Take the 2-minute tour ×
Biology Stack Exchange is a question and answer site for biology researchers, academics, and students. It's 100% free, no registration required.

I can find a lot of information about protein folding in water but not about whey-protein-folding in water that body-builders use with filtered shakers. Without filters, you get protein balls -- is this an example of micelle?

I could find "Micelle shape and size" -article here and it mentions that alcohol does not form micelle due to low repulsion forces. Whey protein gets balls in water due to some sort of repulsion forces, apparently some amide groups meaning hydrophilic-and-hydrophobic-groups with particles. Is this reasoning right or is there more with Whey -protein?


Wikipedia here apparently about folding with amino-acid sequences:

"the process also depends on the solvent (water or lipid bilayer),[7] the concentration of salts, the temperature, and the presence of molecular chaperones."


  1. Chaperone (protein) = "molecular chaperones are proteins that assist the non-covalent folding or unfolding and the assembly or disassembly of other macromolecular structures, but do not occur in these structures when the structures are performing their normal biological functions having completed the processes of folding and/or assembly." Source here.

  2. More about micelles here

share|improve this question

closed as unclear what you're asking by Chris, WYSIWYG, fileunderwater, GriffinEvo, anongoodnurse Dec 5 at 13:23

Please clarify your specific problem or add additional details to highlight exactly what you need. As it's currently written, it’s hard to tell exactly what you're asking. See the How to Ask page for help clarifying this question.If this question can be reworded to fit the rules in the help center, please edit the question.

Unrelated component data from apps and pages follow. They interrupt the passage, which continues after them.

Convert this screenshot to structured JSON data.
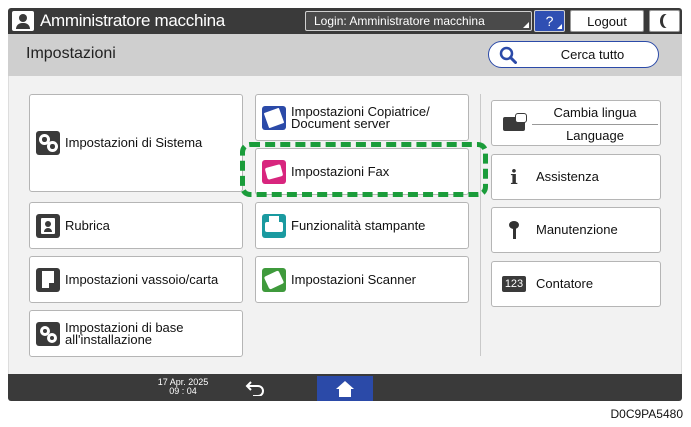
{
  "topbar": {
    "title": "Amministratore macchina",
    "login": "Login: Amministratore macchina",
    "help_label": "?",
    "logout_label": "Logout"
  },
  "header": {
    "page_title": "Impostazioni",
    "search_label": "Cerca tutto"
  },
  "tiles": {
    "system": "Impostazioni di Sistema",
    "copier_line1": "Impostazioni Copiatrice/",
    "copier_line2": "Document server",
    "fax": "Impostazioni Fax",
    "address_book": "Rubrica",
    "printer": "Funzionalità stampante",
    "tray_paper": "Impostazioni vassoio/carta",
    "scanner": "Impostazioni Scanner",
    "basic_line1": "Impostazioni di base",
    "basic_line2": "all'installazione"
  },
  "side": {
    "lang_top": "Cambia lingua",
    "lang_bottom": "Language",
    "assist": "Assistenza",
    "maintenance": "Manutenzione",
    "counter": "Contatore",
    "counter_badge": "123"
  },
  "bottombar": {
    "date": "17 Apr. 2025",
    "time": "09 : 04"
  },
  "figure_code": "D0C9PA5480",
  "colors": {
    "accent": "#2b4aa8",
    "highlight": "#1a9c3a"
  }
}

I could also ask whether protein-folding is a micelle but I am interested about whey-protein here, usually some 80% protein of the content. I may be mixing up two different things: aggregation of clumps/balls due to folding and aggregation of balls due to something called micellization. And I do not know whether micellization and the folding can happen at the same time! –  user911 May 23 '12 at 14:00
A protein would not be considered a micelle since it is not a dispersed molecule but rather a molecule that is fully dissolved in water. However, if the protein aggregates, I would consider that the formation of a novel phase. –  bobthejoe May 23 '12 at 21:51
I have trouble understanding what you're asking here, are you interested in protein folding in general, in aggregation of proteins or in the whey proteins specifically? Typical micelles are also formed from lipids, not from proteins. –  Mad Scientist May 24 '12 at 8:42
@MadScientist: I tried to clarify that in my comment above, whey-protein specifially -- it is something easy for me to test, trial and see. Protein alone is a bit hard thing to trial...100% protein, err not in grocery store. (I am also trying to understand micelles deeper but that is another story.) –  user911 May 24 '12 at 13:56

1 Answer 1

Whey protein forms colloids. Colloid solutions form the boundary between solid and solute, i.e., a suspension (see medscape article on colloids). So they are not micelles. The latter are formed by fatty acids and other fatty substances with hydrophylic terminals. These substances dissolve (in water) on one end, and dissolve 'in itself' on the other end. Colloids are semi-dissolvable overall.

share|improve this answer